(Beginning of Provided data)
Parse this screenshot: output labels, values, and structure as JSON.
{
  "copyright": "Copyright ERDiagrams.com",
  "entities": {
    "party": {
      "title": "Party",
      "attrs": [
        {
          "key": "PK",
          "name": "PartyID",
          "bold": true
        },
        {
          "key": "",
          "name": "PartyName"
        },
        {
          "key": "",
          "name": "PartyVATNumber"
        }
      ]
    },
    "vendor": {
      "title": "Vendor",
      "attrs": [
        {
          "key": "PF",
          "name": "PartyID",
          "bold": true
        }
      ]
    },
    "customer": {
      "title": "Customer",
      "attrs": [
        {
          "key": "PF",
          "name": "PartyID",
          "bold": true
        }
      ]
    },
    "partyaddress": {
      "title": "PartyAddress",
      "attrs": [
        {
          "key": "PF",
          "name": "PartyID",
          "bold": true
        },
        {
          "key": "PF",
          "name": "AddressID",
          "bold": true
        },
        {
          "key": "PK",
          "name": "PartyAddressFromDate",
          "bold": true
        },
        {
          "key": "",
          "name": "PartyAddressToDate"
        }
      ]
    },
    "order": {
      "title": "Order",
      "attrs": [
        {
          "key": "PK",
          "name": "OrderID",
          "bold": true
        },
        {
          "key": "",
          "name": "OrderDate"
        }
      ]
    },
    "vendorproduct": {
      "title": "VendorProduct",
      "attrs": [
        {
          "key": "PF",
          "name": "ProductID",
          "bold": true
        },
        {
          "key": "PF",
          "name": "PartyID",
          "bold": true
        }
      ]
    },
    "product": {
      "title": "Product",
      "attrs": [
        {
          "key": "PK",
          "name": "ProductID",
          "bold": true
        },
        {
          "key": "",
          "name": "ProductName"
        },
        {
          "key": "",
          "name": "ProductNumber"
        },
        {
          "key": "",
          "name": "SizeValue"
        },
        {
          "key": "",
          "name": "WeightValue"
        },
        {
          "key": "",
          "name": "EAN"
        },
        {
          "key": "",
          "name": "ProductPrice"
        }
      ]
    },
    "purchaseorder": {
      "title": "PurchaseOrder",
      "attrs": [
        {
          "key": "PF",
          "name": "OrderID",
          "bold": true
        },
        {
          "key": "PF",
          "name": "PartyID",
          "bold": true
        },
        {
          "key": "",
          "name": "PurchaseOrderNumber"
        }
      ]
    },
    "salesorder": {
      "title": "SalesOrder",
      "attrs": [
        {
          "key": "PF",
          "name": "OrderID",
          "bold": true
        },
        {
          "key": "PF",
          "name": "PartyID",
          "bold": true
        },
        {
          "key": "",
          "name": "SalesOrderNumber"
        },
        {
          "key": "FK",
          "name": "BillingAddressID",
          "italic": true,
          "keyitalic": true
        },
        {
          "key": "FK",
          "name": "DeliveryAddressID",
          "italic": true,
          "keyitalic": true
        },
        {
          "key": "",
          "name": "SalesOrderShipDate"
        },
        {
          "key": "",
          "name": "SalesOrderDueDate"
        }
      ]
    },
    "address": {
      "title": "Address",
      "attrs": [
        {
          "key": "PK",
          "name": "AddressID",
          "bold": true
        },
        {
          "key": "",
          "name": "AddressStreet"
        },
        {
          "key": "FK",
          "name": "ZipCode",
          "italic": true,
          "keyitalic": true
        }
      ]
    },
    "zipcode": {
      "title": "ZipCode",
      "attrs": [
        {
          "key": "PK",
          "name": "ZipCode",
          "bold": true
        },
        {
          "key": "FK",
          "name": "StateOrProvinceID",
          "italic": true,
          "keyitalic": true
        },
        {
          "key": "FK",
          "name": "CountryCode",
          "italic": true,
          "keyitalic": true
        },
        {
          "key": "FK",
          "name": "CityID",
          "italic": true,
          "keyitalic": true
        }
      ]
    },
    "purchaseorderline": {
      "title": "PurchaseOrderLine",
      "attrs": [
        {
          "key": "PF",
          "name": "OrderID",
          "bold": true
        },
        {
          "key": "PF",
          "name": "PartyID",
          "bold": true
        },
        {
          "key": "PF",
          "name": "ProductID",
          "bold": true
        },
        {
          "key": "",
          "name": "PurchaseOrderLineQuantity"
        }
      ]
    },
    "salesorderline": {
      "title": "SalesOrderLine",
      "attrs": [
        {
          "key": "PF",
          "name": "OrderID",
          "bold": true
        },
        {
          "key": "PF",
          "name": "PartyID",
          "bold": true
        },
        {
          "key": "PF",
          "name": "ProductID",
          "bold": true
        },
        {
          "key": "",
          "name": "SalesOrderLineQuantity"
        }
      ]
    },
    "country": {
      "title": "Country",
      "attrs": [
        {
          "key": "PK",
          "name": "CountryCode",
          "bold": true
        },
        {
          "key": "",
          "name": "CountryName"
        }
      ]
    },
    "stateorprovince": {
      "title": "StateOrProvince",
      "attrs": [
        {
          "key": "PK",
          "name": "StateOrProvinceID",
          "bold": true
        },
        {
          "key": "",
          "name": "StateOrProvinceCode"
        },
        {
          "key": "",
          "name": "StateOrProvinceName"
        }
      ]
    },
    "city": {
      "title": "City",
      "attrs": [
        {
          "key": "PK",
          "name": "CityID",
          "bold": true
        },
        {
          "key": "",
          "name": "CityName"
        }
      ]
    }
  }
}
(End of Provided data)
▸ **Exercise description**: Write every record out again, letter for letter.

▸ **Response area**:
Parse this screenshot: output labels, values, and structure as JSON.
{
  "copyright": "Copyright ERDiagrams.com",
  "entities": {
    "party": {
      "title": "Party",
      "attrs": [
        {
          "key": "PK",
          "name": "PartyID",
          "bold": true
        },
        {
          "key": "",
          "name": "PartyName"
        },
        {
          "key": "",
          "name": "PartyVATNumber"
        }
      ]
    },
    "vendor": {
      "title": "Vendor",
      "attrs": [
        {
          "key": "PF",
          "name": "PartyID",
          "bold": true
        }
      ]
    },
    "customer": {
      "title": "Customer",
      "attrs": [
        {
          "key": "PF",
          "name": "PartyID",
          "bold": true
        }
      ]
    },
    "partyaddress": {
      "title": "PartyAddress",
      "attrs": [
        {
          "key": "PF",
          "name": "PartyID",
          "bold": true
        },
        {
          "key": "PF",
          "name": "AddressID",
          "bold": true
        },
        {
          "key": "PK",
          "name": "PartyAddressFromDate",
          "bold": true
        },
        {
          "key": "",
          "name": "PartyAddressToDate"
        }
      ]
    },
    "order": {
      "title": "Order",
      "attrs": [
        {
          "key": "PK",
          "name": "OrderID",
          "bold": true
        },
        {
          "key": "",
          "name": "OrderDate"
        }
      ]
    },
    "vendorproduct": {
      "title": "VendorProduct",
      "attrs": [
        {
          "key": "PF",
          "name": "ProductID",
          "bold": true
        },
        {
          "key": "PF",
          "name": "PartyID",
          "bold": true
        }
      ]
    },
    "product": {
      "title": "Product",
      "attrs": [
        {
          "key": "PK",
          "name": "ProductID",
          "bold": true
        },
        {
          "key": "",
          "name": "ProductName"
        },
        {
          "key": "",
          "name": "ProductNumber"
        },
        {
          "key": "",
          "name": "SizeValue"
        },
        {
          "key": "",
          "name": "WeightValue"
        },
        {
          "key": "",
          "name": "EAN"
        },
        {
          "key": "",
          "name": "ProductPrice"
        }
      ]
    },
    "purchaseorder": {
      "title": "PurchaseOrder",
      "attrs": [
        {
          "key": "PF",
          "name": "OrderID",
          "bold": true
        },
        {
          "key": "PF",
          "name": "PartyID",
          "bold": true
        },
        {
          "key": "",
          "name": "PurchaseOrderNumber"
        }
      ]
    },
    "salesorder": {
      "title": "SalesOrder",
      "attrs": [
        {
          "key": "PF",
          "name": "OrderID",
          "bold": true
        },
        {
          "key": "PF",
          "name": "PartyID",
          "bold": true
        },
        {
          "key": "",
          "name": "SalesOrderNumber"
        },
        {
          "key": "FK",
          "name": "BillingAddressID",
          "italic": true,
          "keyitalic": true
        },
        {
          "key": "FK",
          "name": "DeliveryAddressID",
          "italic": true,
          "keyitalic": true
        },
        {
          "key": "",
          "name": "SalesOrderShipDate"
        },
        {
          "key": "",
          "name": "SalesOrderDueDate"
        }
      ]
    },
    "address": {
      "title": "Address",
      "attrs": [
        {
          "key": "PK",
          "name": "AddressID",
          "bold": true
        },
        {
          "key": "",
          "name": "AddressStreet"
        },
        {
          "key": "FK",
          "name": "ZipCode",
          "italic": true,
          "keyitalic": true
        }
      ]
    },
    "zipcode": {
      "title": "ZipCode",
      "attrs": [
        {
          "key": "PK",
          "name": "ZipCode",
          "bold": true
        },
        {
          "key": "FK",
          "name": "StateOrProvinceID",
          "italic": true,
          "keyitalic": true
        },
        {
          "key": "FK",
          "name": "CountryCode",
          "italic": true,
          "keyitalic": true
        },
        {
          "key": "FK",
          "name": "CityID",
          "italic": true,
          "keyitalic": true
        }
      ]
    },
    "purchaseorderline": {
      "title": "PurchaseOrderLine",
      "attrs": [
        {
          "key": "PF",
          "name": "OrderID",
          "bold": true
        },
        {
          "key": "PF",
          "name": "PartyID",
          "bold": true
        },
        {
          "key": "PF",
          "name": "ProductID",
          "bold": true
        },
        {
          "key": "",
          "name": "PurchaseOrderLineQuantity"
        }
      ]
    },
    "salesorderline": {
      "title": "SalesOrderLine",
      "attrs": [
        {
          "key": "PF",
          "name": "OrderID",
          "bold": true
        },
        {
          "key": "PF",
          "name": "PartyID",
          "bold": true
        },
        {
          "key": "PF",
          "name": "ProductID",
          "bold": true
        },
        {
          "key": "",
          "name": "SalesOrderLineQuantity"
        }
      ]
    },
    "country": {
      "title": "Country",
      "attrs": [
        {
          "key": "PK",
          "name": "CountryCode",
          "bold": true
        },
        {
          "key": "",
          "name": "CountryName"
        }
      ]
    },
    "stateorprovince": {
      "title": "StateOrProvince",
      "attrs": [
        {
          "key": "PK",
          "name": "StateOrProvinceID",
          "bold": true
        },
        {
          "key": "",
          "name": "StateOrProvinceCode"
        },
        {
          "key": "",
          "name": "StateOrProvinceName"
        }
      ]
    },
    "city": {
      "title": "City",
      "attrs": [
        {
          "key": "PK",
          "name": "CityID",
          "bold": true
        },
        {
          "key": "",
          "name": "CityName"
        }
      ]
    }
  }
}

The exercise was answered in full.